• [EXERCISE PROMPT] Find every line in the records below that contains the word "Manager", and copy each such line.

• [DATA SECTION]
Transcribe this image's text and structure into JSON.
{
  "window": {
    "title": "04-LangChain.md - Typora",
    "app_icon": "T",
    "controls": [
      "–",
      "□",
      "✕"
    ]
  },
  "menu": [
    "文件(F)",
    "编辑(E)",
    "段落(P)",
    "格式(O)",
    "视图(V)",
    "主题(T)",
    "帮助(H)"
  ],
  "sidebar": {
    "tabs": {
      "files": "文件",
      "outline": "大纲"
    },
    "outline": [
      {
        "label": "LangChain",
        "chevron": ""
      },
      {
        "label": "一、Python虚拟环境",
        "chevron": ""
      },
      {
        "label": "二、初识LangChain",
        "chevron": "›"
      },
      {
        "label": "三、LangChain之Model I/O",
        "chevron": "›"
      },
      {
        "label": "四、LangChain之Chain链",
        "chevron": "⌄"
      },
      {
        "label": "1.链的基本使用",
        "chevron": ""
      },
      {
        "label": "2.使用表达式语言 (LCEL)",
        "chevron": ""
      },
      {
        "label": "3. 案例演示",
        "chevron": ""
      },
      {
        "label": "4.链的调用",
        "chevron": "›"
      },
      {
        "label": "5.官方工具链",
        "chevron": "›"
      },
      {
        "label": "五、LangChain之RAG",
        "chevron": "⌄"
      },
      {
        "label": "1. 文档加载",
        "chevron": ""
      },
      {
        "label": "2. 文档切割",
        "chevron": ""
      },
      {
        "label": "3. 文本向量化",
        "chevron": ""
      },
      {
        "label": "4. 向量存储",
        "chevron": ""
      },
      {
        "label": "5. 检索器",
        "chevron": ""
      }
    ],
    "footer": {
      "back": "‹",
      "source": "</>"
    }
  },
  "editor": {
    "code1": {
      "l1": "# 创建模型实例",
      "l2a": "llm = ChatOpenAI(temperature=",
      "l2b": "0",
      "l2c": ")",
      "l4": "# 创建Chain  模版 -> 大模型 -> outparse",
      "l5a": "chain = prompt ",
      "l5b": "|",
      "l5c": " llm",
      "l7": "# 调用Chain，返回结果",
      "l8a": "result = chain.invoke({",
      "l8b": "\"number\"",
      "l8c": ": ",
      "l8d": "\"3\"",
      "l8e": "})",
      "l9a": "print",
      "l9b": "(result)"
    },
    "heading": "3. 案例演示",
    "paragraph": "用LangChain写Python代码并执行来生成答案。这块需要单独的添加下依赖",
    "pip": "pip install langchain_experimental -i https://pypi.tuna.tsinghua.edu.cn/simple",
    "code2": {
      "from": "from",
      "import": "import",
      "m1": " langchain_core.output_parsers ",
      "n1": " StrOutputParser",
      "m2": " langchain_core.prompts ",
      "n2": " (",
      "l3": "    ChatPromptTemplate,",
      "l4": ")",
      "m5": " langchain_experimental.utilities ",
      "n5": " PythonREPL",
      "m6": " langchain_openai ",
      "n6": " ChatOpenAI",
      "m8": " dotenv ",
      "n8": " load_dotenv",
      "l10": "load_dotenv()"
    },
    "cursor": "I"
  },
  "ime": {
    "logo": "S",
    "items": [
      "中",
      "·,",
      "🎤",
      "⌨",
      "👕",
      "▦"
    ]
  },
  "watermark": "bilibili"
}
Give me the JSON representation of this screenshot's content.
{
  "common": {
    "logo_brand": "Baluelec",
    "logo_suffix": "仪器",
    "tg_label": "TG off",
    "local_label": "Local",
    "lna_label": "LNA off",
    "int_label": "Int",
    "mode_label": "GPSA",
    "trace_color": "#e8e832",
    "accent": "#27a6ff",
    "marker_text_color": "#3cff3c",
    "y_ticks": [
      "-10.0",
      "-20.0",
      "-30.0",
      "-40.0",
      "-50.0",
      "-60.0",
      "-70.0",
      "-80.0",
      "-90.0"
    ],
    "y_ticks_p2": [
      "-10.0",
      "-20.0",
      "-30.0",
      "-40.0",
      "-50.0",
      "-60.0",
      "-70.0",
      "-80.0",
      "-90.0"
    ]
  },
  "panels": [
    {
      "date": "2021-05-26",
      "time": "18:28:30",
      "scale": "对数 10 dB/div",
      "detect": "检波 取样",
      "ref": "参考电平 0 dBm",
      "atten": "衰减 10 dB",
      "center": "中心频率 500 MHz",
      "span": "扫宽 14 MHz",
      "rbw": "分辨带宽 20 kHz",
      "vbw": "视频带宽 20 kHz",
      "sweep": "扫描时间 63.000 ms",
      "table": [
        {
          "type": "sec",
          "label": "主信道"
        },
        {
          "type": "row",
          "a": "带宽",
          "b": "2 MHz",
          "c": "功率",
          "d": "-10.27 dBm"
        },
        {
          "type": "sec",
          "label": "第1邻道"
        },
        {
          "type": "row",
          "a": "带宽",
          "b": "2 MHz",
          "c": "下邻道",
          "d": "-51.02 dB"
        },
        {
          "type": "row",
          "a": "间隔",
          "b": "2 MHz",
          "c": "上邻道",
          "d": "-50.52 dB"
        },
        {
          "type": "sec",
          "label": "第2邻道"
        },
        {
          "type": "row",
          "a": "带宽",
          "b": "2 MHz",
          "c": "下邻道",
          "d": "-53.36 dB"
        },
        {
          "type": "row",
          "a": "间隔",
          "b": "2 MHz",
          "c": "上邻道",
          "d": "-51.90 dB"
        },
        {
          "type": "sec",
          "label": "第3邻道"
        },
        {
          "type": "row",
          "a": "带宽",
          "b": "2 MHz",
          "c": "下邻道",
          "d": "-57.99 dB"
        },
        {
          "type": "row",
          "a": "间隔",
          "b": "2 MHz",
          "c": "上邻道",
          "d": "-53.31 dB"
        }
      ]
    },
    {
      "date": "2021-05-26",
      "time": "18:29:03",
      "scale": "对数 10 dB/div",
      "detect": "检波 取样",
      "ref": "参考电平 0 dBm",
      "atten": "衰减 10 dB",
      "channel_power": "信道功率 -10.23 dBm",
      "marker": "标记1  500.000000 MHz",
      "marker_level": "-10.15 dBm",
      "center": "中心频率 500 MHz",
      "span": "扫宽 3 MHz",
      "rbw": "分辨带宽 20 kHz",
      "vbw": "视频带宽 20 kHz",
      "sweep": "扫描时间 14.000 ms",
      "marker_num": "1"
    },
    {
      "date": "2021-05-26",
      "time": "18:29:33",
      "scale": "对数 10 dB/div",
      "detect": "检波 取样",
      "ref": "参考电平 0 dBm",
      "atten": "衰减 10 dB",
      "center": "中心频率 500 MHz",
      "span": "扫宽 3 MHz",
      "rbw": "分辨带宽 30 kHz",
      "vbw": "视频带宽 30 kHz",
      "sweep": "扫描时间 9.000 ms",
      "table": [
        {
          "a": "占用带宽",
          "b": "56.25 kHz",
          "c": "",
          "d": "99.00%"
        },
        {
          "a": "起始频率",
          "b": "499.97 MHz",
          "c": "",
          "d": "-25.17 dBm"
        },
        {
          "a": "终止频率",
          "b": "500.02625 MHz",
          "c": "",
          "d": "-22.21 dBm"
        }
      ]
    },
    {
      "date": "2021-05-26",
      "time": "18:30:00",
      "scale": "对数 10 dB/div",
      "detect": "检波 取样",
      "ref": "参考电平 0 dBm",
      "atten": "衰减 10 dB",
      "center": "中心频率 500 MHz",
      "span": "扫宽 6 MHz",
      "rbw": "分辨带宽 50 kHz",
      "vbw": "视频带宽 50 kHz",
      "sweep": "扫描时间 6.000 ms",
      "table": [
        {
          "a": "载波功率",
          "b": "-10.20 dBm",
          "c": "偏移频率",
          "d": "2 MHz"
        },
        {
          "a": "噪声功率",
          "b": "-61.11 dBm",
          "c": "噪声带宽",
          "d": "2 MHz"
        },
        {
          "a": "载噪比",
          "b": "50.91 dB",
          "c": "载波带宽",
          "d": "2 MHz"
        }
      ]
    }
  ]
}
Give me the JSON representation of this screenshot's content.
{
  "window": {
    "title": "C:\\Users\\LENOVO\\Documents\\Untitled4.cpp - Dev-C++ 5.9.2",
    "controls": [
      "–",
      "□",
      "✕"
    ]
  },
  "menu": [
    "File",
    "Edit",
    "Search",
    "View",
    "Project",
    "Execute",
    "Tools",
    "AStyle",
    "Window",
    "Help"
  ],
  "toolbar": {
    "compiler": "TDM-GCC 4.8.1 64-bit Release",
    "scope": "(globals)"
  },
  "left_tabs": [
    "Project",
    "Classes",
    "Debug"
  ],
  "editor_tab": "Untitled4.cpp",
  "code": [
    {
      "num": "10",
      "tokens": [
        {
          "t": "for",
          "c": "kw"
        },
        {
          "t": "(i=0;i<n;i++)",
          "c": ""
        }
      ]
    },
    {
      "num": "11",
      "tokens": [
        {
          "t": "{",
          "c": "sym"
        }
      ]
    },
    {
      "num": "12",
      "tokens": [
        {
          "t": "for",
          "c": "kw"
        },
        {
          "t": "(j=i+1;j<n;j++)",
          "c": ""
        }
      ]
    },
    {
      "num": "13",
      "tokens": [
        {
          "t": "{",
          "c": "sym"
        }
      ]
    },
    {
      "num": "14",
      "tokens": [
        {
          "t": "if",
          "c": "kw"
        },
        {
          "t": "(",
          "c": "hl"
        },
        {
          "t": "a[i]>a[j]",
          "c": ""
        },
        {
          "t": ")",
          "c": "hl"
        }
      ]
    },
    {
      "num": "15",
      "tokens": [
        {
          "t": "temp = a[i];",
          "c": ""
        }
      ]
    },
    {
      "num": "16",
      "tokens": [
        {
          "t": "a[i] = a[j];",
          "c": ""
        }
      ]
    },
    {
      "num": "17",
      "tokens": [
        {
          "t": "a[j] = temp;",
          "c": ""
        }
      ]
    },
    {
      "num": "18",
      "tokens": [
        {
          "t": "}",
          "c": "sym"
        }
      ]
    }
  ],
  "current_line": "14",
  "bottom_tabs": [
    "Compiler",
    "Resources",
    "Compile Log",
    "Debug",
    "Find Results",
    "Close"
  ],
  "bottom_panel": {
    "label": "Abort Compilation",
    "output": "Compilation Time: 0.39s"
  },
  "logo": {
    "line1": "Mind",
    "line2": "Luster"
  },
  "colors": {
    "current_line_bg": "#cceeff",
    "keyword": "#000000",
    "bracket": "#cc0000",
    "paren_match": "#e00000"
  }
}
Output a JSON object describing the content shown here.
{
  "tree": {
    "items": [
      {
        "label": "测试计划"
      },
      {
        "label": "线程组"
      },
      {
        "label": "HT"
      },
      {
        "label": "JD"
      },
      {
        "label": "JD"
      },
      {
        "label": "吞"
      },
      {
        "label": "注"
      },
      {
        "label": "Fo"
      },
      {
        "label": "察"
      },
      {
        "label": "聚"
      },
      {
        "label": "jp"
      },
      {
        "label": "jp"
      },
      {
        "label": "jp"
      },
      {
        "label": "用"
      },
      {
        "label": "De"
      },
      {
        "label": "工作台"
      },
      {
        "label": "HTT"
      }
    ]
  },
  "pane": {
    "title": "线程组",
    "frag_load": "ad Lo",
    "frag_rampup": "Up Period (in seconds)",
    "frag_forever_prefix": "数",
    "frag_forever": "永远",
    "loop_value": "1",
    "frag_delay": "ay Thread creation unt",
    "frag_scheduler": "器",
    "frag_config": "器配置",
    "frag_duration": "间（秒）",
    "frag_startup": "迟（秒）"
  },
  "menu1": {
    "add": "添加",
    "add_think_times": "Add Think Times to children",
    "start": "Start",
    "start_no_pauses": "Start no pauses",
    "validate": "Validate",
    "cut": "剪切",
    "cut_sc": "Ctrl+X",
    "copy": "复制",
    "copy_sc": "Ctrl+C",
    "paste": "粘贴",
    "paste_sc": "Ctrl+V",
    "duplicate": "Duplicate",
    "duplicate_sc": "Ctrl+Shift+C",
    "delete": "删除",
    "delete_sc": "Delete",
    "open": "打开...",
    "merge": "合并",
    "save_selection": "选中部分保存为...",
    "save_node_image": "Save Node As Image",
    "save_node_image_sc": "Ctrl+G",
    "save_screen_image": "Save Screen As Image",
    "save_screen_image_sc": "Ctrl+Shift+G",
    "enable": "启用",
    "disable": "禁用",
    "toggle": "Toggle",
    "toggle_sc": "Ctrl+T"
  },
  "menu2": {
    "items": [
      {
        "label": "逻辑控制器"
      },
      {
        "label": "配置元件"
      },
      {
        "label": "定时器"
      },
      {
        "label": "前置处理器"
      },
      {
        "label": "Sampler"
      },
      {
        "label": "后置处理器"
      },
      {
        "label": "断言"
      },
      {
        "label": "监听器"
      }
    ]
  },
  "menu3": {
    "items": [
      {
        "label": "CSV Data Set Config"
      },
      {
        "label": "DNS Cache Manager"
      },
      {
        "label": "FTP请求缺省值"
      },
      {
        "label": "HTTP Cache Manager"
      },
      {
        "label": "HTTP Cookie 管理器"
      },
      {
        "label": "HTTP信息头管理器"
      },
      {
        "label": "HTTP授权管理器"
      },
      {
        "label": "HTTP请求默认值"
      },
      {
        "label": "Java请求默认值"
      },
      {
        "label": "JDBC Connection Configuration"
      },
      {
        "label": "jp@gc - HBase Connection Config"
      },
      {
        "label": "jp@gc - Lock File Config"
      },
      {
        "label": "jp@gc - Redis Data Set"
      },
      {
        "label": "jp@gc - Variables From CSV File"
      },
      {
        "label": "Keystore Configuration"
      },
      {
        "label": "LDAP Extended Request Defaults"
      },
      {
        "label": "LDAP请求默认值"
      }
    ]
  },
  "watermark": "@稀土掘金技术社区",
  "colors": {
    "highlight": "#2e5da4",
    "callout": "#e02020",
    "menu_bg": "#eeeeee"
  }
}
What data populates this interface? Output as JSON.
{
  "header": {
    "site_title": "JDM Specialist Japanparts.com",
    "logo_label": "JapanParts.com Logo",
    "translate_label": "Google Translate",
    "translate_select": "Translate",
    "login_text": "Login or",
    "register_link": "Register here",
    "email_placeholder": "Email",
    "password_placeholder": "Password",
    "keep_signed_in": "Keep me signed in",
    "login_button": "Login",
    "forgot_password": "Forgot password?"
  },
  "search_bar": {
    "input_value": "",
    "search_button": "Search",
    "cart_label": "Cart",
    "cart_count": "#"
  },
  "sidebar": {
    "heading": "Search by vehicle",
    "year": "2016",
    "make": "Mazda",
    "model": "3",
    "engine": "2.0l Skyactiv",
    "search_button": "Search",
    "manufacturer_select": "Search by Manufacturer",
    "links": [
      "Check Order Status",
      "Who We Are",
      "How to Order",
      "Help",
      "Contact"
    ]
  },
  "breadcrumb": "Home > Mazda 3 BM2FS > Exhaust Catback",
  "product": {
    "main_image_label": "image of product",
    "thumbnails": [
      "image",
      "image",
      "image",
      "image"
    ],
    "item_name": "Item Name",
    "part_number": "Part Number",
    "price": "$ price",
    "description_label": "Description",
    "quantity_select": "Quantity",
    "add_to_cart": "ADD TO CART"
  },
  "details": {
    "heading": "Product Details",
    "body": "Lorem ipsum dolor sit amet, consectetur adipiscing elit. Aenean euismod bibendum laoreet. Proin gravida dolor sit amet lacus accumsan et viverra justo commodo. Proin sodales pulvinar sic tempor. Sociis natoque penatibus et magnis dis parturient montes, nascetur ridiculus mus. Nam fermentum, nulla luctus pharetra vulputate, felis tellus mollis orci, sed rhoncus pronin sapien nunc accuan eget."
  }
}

• [RESULT OF THIS TASK]
        "label": "DNS Cache Manager"
        "label": "HTTP Cache Manager"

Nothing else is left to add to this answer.